Drs. Gately, Howson and Nichols just returned from an exiting 10 days in Antigua, West Indies. Working with reading specialists and kindergarten teachers kept the consultants busy during their stay. This was the fifth visit to the island of Antigua, West Indies for Dr. Susan Gately, who had previously pent her sabbatical there in the spring of 2012.
As a result of my research, the team of college professors made the journey to the island to discuss the importance of peers talking with each other as they learn standard British English. One of the highlights of the visit was Dr. Nichols’ adaptation of “Reading is for Meaning,” sung to the tune of “She’s Coming Round the Mountain when she comes.” Check out my Literacy for All page on this blog to get the words to Dr. Nichols version.
Dr. Gately spent some time at the Victory House, a small private program for students on the autism spectrum. The teachers, assistants, volunteers and administration were very engaged in learning about teaching their students how to read. Many of the techniques shared with the group are included in an article I wrote on Concept of Word. An abstract of that article is included in the Literacy for All page on this blog.

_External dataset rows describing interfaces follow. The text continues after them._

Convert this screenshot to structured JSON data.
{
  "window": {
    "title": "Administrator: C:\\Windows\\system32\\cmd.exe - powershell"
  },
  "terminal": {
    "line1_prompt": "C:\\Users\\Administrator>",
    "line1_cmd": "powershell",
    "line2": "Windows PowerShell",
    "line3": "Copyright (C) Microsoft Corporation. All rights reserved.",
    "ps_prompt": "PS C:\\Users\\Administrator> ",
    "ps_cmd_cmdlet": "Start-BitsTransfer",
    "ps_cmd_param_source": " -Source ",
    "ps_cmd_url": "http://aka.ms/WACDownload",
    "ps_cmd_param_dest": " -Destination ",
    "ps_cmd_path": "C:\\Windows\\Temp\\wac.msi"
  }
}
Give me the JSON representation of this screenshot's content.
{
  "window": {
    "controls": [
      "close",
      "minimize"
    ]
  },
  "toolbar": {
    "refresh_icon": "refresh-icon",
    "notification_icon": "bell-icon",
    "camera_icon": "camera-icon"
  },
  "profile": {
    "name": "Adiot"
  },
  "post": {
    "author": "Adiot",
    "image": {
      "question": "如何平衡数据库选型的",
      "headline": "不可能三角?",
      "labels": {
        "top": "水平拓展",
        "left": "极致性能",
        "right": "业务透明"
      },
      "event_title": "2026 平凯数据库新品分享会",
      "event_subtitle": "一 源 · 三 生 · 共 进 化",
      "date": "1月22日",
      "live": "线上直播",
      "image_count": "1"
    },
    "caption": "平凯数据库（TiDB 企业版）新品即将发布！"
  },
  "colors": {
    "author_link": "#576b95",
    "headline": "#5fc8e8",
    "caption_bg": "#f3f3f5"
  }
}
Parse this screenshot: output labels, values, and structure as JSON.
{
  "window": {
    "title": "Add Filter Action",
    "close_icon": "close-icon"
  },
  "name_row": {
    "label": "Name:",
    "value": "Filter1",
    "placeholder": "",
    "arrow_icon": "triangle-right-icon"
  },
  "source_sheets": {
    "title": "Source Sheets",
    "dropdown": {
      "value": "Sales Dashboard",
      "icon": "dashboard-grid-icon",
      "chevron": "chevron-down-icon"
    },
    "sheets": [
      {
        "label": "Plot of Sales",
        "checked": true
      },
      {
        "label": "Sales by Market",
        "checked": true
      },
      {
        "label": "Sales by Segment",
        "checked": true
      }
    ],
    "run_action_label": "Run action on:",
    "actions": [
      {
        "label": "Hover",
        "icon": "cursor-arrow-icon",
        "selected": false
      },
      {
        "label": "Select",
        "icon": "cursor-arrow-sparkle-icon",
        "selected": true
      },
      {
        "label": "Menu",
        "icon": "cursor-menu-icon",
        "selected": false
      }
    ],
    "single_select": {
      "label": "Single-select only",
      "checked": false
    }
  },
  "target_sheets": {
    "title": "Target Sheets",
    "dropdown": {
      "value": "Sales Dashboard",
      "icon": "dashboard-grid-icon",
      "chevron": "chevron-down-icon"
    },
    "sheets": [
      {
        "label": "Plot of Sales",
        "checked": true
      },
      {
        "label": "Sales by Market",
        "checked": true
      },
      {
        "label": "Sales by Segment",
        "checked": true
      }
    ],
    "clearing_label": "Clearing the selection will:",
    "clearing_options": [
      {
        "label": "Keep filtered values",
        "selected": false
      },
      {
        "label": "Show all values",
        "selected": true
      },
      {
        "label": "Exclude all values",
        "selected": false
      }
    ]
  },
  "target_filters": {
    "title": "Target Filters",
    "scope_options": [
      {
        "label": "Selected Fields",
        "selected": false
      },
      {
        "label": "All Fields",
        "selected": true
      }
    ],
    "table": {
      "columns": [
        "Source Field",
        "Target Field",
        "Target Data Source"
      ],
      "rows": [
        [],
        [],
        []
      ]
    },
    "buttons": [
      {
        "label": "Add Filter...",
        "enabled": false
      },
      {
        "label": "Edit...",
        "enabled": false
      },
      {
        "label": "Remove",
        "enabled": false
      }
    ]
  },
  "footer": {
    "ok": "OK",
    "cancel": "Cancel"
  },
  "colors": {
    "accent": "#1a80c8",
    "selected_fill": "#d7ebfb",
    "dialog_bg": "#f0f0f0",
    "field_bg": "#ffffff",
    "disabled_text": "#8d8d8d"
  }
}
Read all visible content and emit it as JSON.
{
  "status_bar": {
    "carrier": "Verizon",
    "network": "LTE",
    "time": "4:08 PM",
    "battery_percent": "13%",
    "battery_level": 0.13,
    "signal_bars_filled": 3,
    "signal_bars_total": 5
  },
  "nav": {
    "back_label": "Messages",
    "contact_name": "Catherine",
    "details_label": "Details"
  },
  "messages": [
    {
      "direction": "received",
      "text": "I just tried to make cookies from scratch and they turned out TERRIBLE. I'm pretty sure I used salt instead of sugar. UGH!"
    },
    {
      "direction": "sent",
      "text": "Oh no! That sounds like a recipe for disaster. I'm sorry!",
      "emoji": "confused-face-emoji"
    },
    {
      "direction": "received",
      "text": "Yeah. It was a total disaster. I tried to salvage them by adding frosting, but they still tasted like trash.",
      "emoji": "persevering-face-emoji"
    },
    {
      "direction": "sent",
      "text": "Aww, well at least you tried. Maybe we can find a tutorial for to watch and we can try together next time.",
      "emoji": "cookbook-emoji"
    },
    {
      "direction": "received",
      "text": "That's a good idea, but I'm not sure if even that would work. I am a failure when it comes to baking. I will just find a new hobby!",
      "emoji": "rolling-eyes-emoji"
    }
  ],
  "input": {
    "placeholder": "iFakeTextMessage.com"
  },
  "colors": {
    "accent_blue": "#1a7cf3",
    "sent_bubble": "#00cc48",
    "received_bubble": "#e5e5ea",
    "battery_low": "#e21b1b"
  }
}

Drs. Gately and Howson visited the Adele School, a small public school that supports students with developmental delays. The teachers and principal were gracious hosts, providing lunch and other treats. We had so little time there; I hope we get to return to this beautiful school.
Of course we discovered more of Antigua on our time off. New finds for us were Darkwood Beach, and the beautiful Fryes Beaches…Little Fryes and Big Freyes.
Perhaps our most poignant moment on the island was the retirement celebration of Mrs. Jacintha Pringle, Director of Education who officially retired in May, 2015.
Mrs. Pringle supported education for all. In September, 2011 she was instrumental in starting a post-primary program for students who had not passed with entrance exam for admittance into secondary schools. This was a lifeline for students who otherwise would be finished with their education, unless their parents could afford the tuition for a private secondary education. This photo was taken at the official opening of the school, for which I was present. Mrs. Pringle urged the students of the school to use this opportunity seriously; that the school was an opportunity for them to start over and achieve whatever they wanted in life. I remember when she started the speech that some of the students were squirming and talking in their seats. In her no-nonsense tone, she told the students that they could join her at the podium if there was continued talking. The students took her for her word and were immediately silent and attentive. I think it was Kierkegaard who suggested, “We become our choices.” I believe that was what Mrs. Pringle wanted the students to hear; that no matter what circumstances the students had endured in the past, that their possibilities were endless.
At her retirement many spoke of Mrs. Pringle’s get-it-done no-nonsense manner and how inspiring she was to those with whom she taught and worked. I remember a meeting I attended at the NTCT (the new school) where she gathered all of her eduction directors (there were a lot of them) and the school staff to discuss how to improve conditions at the school. She ran the meeting with an intent to listen to the teachers and to help them solve problems at the school. I believe that the teachers left this meeting with some hope that conditions at the school would be improved. Mrs. Pringle was always gracious to me in her interactions (even when I think she might have disagreed with me). I appreciate her pride in her country, the improvements she made in education in Antigua, her influence within the East Caribbean nations, and her belief that all students should be given the opportunity to learn.
Mrs. Pringle’s celebration was a beautifully, planned Catholic mass at St. Michael’s Cathedral in St.John’ Antigua.
The occasion included a steel band and chorus from one of the local schools. The music was spectacular. It included Mrs. Pringle’s daughters’ abstract rendition of “Happy Birthday” on steel drums. There were many thanks and speeches to honor Mrs. Pringle, It was truly a wonderful, heart-warming experience. The celebration ended with the song, I know who I am. (find it at http://www.youtube.com/watch?v=bHOZ-sCQF4k ).